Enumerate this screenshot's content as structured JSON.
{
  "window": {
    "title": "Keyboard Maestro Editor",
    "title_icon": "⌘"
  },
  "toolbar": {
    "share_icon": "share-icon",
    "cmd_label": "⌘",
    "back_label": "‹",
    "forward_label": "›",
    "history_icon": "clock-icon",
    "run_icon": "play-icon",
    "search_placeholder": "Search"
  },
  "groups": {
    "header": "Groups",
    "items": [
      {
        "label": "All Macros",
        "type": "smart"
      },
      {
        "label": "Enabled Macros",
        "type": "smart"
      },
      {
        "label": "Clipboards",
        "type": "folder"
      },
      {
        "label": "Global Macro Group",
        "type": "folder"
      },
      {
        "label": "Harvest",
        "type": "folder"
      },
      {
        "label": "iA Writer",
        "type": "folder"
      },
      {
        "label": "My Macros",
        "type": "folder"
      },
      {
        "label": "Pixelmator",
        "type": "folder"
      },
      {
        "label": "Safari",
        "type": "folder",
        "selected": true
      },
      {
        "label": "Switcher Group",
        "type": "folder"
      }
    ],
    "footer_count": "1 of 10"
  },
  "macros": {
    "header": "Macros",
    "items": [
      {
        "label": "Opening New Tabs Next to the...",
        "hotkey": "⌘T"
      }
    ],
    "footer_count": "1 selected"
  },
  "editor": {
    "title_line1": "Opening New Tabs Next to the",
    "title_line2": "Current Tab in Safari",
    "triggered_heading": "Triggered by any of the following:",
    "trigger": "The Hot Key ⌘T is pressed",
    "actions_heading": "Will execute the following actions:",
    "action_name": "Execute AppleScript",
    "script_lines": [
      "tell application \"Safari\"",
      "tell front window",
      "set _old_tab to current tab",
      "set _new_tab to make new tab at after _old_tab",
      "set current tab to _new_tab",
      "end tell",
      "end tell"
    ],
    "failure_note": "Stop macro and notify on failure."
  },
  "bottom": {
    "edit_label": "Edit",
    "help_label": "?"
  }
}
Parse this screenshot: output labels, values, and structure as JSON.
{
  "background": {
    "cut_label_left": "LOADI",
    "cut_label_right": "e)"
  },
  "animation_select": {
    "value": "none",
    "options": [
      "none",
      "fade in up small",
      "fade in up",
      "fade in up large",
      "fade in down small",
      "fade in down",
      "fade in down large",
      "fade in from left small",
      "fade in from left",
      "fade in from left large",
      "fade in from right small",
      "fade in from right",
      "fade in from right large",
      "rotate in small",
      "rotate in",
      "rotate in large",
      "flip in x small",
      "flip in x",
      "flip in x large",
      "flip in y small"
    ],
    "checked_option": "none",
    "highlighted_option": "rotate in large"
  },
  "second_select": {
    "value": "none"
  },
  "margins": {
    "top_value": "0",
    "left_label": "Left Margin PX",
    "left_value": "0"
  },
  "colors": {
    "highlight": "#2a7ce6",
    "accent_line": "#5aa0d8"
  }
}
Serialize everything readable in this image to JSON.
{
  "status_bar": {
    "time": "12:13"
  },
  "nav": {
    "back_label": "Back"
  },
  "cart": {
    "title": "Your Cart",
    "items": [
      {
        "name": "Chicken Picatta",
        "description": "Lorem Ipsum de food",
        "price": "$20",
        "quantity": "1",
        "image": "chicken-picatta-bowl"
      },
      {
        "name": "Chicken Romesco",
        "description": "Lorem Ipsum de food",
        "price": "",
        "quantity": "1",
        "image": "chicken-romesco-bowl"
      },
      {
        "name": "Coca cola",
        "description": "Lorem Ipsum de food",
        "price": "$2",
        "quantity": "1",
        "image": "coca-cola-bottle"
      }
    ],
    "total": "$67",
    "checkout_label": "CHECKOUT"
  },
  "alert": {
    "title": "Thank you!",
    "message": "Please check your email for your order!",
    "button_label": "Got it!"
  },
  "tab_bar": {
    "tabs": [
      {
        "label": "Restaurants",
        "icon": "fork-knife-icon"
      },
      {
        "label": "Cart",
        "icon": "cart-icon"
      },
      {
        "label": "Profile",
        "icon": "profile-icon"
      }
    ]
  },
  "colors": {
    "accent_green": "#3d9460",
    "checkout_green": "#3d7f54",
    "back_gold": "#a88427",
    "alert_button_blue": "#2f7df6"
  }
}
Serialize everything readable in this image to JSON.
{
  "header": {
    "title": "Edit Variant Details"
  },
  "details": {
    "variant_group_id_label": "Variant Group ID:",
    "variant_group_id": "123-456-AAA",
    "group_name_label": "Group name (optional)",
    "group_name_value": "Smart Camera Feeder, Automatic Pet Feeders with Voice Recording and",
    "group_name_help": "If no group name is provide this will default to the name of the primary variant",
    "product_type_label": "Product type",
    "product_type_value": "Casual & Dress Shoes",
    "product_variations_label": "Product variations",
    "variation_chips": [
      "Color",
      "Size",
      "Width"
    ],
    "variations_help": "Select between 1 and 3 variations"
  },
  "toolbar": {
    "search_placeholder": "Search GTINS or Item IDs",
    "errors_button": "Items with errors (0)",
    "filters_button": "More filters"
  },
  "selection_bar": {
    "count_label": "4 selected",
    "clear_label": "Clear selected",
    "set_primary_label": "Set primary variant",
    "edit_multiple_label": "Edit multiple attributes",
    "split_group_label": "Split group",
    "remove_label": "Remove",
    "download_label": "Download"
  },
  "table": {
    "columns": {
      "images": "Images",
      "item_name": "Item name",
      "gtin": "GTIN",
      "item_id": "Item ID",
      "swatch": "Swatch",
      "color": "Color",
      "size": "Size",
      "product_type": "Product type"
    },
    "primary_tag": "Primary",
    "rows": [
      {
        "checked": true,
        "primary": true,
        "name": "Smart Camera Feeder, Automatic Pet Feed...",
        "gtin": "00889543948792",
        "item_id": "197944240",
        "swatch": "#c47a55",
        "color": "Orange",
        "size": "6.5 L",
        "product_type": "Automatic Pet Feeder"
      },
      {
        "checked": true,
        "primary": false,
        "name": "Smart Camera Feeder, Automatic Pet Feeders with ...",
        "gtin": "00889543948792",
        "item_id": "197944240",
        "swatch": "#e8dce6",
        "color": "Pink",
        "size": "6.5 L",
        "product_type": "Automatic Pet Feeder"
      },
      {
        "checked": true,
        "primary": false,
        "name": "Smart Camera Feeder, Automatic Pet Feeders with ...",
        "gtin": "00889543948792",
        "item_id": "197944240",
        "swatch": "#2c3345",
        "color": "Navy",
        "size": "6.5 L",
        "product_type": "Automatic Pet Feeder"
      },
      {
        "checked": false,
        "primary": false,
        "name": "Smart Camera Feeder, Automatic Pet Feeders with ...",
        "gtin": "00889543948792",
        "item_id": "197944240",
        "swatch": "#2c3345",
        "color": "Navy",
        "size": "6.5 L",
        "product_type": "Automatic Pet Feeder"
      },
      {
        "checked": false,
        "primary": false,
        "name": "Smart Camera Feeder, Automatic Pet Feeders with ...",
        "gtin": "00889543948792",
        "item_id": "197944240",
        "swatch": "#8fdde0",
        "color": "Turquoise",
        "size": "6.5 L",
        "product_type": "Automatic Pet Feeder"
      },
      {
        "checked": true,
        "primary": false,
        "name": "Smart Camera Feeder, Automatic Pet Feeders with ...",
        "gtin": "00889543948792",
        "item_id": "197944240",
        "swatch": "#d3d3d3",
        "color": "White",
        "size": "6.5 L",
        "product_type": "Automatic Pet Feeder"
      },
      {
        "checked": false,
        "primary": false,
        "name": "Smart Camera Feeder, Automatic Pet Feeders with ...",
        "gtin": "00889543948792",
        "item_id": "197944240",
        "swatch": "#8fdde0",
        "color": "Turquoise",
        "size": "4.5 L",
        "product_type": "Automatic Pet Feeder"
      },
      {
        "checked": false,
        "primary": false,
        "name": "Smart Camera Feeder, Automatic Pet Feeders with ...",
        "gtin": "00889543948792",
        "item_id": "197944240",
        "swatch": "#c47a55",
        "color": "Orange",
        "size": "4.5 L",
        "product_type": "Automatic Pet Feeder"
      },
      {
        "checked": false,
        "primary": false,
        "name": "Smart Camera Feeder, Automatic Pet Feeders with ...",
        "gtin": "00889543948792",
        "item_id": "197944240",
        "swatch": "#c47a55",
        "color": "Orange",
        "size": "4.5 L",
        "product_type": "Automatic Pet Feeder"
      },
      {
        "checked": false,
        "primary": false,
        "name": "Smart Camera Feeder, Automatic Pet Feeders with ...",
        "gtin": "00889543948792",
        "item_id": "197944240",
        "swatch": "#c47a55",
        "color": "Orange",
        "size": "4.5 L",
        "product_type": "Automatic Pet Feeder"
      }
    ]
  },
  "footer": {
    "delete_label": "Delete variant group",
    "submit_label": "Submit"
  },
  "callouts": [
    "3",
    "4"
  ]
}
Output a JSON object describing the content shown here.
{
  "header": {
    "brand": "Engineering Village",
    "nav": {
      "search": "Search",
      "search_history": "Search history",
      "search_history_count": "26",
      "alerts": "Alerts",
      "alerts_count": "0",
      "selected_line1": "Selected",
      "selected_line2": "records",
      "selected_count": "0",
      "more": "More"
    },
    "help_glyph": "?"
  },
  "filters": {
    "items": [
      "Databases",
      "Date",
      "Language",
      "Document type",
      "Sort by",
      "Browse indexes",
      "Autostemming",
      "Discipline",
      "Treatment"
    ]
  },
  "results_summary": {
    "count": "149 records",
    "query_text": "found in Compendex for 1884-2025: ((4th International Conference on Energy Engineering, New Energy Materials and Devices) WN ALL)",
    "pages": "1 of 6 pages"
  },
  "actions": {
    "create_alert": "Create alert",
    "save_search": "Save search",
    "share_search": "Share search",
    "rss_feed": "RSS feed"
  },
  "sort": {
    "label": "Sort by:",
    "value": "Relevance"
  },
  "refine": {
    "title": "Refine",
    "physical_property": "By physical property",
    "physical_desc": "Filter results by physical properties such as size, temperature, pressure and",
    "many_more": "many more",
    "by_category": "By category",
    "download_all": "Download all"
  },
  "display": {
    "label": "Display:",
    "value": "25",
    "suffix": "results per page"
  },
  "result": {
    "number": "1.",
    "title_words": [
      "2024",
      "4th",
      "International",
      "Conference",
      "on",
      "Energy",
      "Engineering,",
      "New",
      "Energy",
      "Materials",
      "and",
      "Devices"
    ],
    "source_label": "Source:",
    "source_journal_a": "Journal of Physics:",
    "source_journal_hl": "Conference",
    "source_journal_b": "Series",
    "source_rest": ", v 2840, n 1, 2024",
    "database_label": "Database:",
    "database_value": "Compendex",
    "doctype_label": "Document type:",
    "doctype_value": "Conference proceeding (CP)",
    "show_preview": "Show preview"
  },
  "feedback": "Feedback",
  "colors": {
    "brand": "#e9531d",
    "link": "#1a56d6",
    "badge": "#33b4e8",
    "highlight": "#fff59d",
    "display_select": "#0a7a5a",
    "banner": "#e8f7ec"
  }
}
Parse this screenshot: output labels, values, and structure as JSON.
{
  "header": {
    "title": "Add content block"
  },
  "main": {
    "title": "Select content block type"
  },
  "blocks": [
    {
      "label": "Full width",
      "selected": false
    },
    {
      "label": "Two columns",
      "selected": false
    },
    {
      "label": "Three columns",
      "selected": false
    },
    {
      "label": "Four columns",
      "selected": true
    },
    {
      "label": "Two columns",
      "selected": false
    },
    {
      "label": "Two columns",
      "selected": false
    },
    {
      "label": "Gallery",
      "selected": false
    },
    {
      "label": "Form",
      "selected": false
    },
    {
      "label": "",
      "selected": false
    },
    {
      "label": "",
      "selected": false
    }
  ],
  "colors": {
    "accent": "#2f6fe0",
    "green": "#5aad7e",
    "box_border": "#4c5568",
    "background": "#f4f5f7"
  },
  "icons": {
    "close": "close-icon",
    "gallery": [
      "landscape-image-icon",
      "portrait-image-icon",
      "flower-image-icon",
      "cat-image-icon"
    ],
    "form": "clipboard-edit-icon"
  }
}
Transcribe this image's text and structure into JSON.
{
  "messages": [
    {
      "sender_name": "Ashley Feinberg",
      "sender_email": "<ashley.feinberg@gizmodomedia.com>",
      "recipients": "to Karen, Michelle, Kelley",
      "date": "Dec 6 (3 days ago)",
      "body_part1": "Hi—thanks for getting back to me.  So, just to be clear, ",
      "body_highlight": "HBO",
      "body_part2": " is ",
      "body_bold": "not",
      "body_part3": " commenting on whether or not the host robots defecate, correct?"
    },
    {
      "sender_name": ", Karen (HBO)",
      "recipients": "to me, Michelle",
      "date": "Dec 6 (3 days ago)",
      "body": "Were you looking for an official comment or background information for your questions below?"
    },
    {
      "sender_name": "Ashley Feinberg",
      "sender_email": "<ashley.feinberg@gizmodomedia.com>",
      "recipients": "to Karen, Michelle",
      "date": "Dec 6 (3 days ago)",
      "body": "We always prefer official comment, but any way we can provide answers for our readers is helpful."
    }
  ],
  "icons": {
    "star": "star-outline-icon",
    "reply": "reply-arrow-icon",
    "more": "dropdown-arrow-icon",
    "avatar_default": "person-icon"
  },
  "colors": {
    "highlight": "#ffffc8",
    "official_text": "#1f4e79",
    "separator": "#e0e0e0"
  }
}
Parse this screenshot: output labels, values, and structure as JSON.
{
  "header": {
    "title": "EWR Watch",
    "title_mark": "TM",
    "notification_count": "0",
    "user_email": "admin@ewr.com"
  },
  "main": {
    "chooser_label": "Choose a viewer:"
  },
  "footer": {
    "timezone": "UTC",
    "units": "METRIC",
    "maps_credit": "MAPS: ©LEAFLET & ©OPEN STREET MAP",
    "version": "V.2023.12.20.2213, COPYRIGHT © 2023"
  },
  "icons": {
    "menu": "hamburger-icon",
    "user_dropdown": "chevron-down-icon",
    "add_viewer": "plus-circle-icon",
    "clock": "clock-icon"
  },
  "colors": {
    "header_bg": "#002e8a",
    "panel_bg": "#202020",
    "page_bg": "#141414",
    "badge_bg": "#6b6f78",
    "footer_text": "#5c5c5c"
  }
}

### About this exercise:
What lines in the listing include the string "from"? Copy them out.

### Your response:
      "fade in from left small",
      "fade in from left",
      "fade in from left large",
      "fade in from right small",
      "fade in from right",
      "fade in from right large",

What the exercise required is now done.